For Wednesday our pilgrimage word of the day was “ Community”, we looked for god in community in the activities we did today.
Today was an extremely busy day with gathering at 6:15 am to start the day with breakfast and morning prayer. Then we left to go to our service project with the South Carolina Department of Natural Resources: Shell research team. We loaded 350 bags of recycled oyster shells at around 30lbs a bag on a boat and took them to a location on the Stoneo River, where we then unloaded them and created an oyster reef for the purpose of creating an important habit for oyster reproduction and benefit of the coastal ecosystem. What we discovered in the process was we worked together as a team and a community to create a human chain to create the oyster reef with everyone having an important role.
From there, after an exhausting morning, we payed a visit to a tree named Angel Tree. The tree is a Live Oak the has been alive for around 400 year, an was a part of the Charleston city parks. There we ate lunch and marveled at gods creation as we ate lunch.
After that, we visited the Folly Beach where we swam and relaxed for a mid-day break.
Shopping and Dinner is what followed, we ate the Roadside Seafood restaurant in the Folly Beach area where most of us tried Gator tail bites which tasted like very salty chicken.
Afterward we returned to the Folly beach area and embarked on our sea kayaking expedition where we relaxed and grouped up as a community to listen to the stories of our very knowledgeable tour guide, Charlie, who also showed us how to group up and hold us together during rough waters. We encountered multiple dolphins who swam back out into the estuary we had just moved out of to talk about the importance of oyster in the environment, which also was heard about at our service project. As we kayaked back, we got to enjoy God’s splendor in the sunset the fell over the estuary and grass marshes ending our long and eventful day the focused on the importance of community and God’s love.
Mark Jagos and Laurel White
Day 5: Thursday, June 21, 2018
Hey Ya’ll from Charleston!!
After morning prayer, we had an unexpected treat and went to Waffle House for breakfast. It’s just one of those things you have to do when you are south of the Mason-Dixon Line. The word of the day was “Holy”, so it was fitting that after breakfast we made our way to Mepkin Abbey.
Mepkin Abbey is a community of Roman Catholic monks established in 1949 on the site of the historic Mepkin Plantation, north of Charleston. We were able to take a walking tour of the grounds, which included lovely gardens and sculptures from local artists. We observed Midday Prayer in the church and learned about a day in the life of a monk. Which can be summed up in four words: Pray, Work, Hospitality, Repeat. The monks at Mepkin Abbey pray up to 8 times daily. They live by the work of their hands, growing oyster and shiitake mushrooms. And they share their spiritual journey and communal lives with all seekers. The Bell Tower was of special interest. Named the Tower of the Seven Spirits, it gives a voice to the communities of people who lived on Mepkin land including Native Americans, African Americans who worked the land, and the monks that lived and are still living at the Abbey.
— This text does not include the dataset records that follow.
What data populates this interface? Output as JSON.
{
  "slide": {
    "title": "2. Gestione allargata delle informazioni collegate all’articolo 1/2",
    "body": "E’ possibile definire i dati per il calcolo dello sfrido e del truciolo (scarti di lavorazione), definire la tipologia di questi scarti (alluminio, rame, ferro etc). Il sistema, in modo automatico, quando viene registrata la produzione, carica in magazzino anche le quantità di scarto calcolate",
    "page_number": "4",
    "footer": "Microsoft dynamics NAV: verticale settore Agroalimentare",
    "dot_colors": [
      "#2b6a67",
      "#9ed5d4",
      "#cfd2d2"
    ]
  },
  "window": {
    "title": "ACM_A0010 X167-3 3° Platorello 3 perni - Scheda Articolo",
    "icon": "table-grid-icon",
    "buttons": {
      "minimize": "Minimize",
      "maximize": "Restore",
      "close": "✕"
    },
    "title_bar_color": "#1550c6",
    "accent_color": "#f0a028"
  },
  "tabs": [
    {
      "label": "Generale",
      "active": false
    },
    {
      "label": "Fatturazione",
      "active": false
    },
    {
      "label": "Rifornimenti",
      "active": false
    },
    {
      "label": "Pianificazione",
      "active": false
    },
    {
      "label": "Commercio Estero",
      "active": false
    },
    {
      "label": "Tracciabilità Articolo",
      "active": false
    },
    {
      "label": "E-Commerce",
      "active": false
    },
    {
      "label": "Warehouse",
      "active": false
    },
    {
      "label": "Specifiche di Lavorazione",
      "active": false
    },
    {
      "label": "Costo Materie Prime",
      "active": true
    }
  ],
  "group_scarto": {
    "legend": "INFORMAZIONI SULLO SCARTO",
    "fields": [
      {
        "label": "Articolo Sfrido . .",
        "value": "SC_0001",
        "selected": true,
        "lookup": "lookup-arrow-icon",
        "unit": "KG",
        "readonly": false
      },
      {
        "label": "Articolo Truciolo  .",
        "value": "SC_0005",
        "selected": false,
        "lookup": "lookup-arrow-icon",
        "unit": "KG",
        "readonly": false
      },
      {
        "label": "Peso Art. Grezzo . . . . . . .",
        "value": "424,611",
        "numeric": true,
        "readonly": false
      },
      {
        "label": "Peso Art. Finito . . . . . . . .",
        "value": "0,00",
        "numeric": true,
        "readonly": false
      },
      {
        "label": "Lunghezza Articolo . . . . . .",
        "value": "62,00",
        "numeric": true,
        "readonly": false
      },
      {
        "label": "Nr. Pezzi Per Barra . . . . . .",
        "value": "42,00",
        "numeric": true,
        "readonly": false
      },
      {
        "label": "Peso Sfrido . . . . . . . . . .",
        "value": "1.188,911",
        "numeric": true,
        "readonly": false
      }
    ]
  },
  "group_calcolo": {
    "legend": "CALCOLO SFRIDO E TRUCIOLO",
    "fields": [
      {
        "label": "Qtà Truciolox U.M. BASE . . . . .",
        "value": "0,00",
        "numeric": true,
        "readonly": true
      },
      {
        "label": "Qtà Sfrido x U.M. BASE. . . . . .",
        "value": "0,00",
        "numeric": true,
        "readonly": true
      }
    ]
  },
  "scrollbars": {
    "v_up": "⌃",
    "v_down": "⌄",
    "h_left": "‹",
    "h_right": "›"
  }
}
The pilgrims spent the afternoon trimming, raking and weeding the grounds. Then we spent the some reflective time writing down one sentence describing how each person in the group is holy (remember, that’s the word of the day). The reflection continued with a Labyrinth walk, followed by the Eucharist. This was one of the more touching and emotional times we have had in South Carolina.
Tonight was Tracie, Kris and Kylee’s turn in the Stone Soup Challenge. Schloppy Joe’s Cafe served up omelette’s made to order with potatoes, French Toast Stix and Bananas drizzled with chocolate sauce and whipped cream. Everyone left feeling happy and satisfied before getting ready for Compline.
Did we mention it’s super steamy hot here? Thank goodness we had the prayers of Terri Hutchins, Crista Spencer, Amy Freeman, and the Pettiphers, to keep us going. And thank you to everyone at St. Jude’s for prayers and helping make this Pilgrimage possible. Today was a great day. As my co-author Nicole Jagos put it, “Today was a day to be spent with God.”
Peace and Love,
Nicole and Bill